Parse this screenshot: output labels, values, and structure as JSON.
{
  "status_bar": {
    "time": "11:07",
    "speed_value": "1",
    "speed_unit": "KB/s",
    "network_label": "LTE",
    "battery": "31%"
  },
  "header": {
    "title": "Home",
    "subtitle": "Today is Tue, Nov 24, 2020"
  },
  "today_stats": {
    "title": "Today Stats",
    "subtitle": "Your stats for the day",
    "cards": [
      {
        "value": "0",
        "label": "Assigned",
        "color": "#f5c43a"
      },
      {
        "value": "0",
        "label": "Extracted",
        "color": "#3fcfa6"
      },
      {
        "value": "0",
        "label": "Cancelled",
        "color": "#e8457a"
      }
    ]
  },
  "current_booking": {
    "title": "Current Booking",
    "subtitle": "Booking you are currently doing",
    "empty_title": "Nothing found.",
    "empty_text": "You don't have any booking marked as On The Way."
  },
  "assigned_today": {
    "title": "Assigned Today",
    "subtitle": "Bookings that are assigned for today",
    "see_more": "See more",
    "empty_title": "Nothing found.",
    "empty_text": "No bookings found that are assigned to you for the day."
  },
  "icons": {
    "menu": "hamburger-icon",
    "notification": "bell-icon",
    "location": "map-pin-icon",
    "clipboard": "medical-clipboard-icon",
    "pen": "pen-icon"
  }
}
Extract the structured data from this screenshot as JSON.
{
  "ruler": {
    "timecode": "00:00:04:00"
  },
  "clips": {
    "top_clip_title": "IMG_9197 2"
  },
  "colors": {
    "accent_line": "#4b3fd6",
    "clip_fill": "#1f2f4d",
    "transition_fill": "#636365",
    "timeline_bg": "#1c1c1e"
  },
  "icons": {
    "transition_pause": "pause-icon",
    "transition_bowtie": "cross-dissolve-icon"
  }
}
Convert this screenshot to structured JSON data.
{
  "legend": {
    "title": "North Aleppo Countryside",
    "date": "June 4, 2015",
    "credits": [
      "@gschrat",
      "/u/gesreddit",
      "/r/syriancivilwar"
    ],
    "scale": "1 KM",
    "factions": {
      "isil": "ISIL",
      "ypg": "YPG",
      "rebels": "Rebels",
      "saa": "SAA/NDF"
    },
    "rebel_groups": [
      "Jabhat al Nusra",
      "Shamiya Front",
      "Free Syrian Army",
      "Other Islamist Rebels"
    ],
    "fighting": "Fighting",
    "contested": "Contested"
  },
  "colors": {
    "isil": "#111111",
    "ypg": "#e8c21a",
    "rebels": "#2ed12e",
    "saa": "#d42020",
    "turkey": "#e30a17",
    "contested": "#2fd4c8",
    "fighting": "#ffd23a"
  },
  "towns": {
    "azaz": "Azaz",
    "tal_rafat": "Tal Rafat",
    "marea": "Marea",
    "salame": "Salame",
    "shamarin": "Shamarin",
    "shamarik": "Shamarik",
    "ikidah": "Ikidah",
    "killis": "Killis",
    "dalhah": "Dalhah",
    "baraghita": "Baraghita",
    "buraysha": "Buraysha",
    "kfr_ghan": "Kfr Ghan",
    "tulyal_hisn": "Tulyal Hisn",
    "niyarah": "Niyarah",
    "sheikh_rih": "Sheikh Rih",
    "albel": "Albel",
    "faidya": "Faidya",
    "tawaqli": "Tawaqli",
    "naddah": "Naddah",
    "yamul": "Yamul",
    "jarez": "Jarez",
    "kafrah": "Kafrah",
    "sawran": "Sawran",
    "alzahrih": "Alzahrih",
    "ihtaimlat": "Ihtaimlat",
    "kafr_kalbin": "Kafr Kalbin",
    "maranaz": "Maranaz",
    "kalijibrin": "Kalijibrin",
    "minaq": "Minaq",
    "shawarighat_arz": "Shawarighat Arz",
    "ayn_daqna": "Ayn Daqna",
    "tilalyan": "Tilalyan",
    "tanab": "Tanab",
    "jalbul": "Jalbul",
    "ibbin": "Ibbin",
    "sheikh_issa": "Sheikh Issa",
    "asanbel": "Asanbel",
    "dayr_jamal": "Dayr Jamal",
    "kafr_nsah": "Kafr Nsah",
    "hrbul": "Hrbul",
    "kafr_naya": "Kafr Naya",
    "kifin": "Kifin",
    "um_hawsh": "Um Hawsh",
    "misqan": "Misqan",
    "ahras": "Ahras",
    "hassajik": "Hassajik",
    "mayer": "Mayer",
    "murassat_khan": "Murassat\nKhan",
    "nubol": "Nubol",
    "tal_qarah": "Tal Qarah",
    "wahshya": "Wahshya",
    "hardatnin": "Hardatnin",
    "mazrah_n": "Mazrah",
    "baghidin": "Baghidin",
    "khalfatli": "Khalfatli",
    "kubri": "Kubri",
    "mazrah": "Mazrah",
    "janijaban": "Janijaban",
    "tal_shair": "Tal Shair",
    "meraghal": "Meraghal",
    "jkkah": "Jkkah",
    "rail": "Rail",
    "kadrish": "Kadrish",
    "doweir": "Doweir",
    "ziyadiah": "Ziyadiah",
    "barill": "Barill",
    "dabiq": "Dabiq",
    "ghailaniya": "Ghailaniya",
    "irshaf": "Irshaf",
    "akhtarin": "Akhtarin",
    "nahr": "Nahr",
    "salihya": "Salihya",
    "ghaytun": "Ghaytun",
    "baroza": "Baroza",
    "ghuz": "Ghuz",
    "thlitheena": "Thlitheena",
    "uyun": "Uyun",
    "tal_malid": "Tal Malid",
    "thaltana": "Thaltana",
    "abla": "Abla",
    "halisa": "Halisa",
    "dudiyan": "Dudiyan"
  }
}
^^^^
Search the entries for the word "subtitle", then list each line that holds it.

- Exercise answer
    "subtitle": "Today is Tue, Nov 24, 2020"
    "subtitle": "Your stats for the day",
    "subtitle": "Booking you are currently doing",
    "subtitle": "Bookings that are assigned for today",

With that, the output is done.